Despite losing nearly the entirety of last year’s talented-but-troubled group, Sean Miller still scheduled aggressively. The first test will come the week of Thanksgiving in Hawaii at the Maui Invitational. It’s an extremely competitive field with Duke, Auburn, Gonzaga, Iowa State, Illinois, San Diego State and Xavier.
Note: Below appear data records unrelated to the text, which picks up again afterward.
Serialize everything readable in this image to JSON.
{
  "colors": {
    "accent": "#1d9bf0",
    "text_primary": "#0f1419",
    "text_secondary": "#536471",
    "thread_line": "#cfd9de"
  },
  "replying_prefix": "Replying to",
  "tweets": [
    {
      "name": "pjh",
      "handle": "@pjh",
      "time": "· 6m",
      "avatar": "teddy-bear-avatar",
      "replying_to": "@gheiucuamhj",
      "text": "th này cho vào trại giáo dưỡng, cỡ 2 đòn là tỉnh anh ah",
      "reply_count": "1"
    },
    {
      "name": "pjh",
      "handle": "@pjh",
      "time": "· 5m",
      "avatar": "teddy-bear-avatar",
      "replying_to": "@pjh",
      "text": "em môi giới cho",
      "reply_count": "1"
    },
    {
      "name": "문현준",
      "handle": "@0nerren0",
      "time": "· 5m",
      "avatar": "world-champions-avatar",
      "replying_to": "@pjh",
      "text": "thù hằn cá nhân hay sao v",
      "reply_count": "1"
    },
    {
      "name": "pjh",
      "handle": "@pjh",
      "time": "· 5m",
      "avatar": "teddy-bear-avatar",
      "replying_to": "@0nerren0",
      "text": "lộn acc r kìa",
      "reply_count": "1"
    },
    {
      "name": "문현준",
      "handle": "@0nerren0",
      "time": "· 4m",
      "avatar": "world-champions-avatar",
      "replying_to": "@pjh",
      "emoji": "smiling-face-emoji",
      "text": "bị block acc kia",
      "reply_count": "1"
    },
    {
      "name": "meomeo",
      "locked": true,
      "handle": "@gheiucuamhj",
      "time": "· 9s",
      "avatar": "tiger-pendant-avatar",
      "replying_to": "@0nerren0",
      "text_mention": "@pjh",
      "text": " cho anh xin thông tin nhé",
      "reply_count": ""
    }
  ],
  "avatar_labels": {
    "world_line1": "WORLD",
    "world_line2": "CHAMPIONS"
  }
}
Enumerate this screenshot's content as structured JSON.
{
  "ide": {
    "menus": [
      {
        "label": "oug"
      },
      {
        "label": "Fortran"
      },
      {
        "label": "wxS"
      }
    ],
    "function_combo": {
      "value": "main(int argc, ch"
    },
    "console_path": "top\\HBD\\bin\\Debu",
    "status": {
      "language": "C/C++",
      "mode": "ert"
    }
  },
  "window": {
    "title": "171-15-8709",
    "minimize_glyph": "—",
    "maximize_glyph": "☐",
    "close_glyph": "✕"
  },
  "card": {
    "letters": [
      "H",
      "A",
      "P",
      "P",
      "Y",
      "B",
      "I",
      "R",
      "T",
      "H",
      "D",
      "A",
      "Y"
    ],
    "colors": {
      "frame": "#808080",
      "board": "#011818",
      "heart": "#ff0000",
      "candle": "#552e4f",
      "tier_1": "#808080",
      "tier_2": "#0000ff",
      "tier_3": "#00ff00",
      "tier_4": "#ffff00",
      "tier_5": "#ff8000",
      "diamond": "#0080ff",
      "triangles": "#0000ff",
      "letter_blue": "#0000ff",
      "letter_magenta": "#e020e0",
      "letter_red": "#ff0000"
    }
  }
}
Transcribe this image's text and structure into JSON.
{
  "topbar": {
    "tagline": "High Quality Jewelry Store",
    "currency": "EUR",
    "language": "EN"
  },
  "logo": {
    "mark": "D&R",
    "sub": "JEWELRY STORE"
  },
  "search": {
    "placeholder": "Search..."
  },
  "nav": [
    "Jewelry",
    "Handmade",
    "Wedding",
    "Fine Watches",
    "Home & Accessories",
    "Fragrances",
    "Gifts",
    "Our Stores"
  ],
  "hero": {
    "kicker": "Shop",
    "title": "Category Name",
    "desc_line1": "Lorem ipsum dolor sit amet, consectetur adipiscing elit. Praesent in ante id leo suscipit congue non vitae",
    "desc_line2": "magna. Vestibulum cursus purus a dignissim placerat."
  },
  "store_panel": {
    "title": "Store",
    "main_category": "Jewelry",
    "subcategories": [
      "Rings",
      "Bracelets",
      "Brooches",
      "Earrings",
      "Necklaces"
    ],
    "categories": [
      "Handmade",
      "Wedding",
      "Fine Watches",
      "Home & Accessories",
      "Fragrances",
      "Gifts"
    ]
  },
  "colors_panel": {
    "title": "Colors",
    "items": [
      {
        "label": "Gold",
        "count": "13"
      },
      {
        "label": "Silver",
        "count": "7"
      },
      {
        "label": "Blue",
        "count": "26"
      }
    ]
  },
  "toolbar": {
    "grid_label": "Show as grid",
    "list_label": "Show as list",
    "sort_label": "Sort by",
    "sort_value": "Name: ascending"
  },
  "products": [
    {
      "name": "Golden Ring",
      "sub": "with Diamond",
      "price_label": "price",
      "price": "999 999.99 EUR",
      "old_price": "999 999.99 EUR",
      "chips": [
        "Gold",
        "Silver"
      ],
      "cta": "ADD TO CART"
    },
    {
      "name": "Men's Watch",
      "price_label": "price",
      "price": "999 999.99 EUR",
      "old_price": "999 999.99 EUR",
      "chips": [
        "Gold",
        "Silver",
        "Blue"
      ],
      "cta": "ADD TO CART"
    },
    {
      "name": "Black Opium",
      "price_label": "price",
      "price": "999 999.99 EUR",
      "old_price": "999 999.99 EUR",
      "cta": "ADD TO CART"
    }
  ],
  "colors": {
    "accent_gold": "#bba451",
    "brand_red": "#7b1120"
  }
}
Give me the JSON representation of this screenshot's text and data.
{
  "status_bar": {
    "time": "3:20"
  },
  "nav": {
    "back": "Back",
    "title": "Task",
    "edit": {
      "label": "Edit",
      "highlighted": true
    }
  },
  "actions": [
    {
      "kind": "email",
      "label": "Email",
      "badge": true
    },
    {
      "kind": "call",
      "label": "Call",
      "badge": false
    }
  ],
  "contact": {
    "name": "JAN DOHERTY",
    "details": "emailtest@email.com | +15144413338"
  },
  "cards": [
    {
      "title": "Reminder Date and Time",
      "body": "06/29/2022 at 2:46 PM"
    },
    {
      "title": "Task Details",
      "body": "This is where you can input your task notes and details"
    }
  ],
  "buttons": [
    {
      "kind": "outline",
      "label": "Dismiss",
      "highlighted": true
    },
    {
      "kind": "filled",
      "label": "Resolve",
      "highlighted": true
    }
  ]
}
The bracket for the event has yet to be released.

The Wildcats travel to Storrs to face UConn in Dan Hurley’s first season on Dec. 2, and then a week later visit Alabama in Tuscaloosa.

The marquee home game will be Saturday, Dec. 16, when Scott Drew and Baylor come to Tucson.

Here’s the full schedule:

Day Date Opponent Location

Sunday Nov. 11 Cal Poly Tucson, Ariz.

Wednesday Nov. 14 UTEP Tucson, Ariz.

Monday Nov. 19 vs. TBA Lahaina, Hawai’i

Tuesday Nov. 20 vs. TBA Lahaina, Hawai’i

Wednesday Nov. 21 vs. TBA Lahaina, Hawai’i

Wednesday Nov. 28 Texas Southern Tucson, Ariz.

Sunday Dec. 2 at UConn Hartford, Conn.

Thursday Dec. 6 Utah Valley Tucson, Ariz.

Sunday Dec. 9 at Alabama Tuscaloosa, Ala.

Saturday Dec. 15 Baylor Tucson, Ariz.

Wednesday Dec. 19 Montana Tucson, Ariz.

Saturday Dec. 22 UC Davis Tucson, Ariz.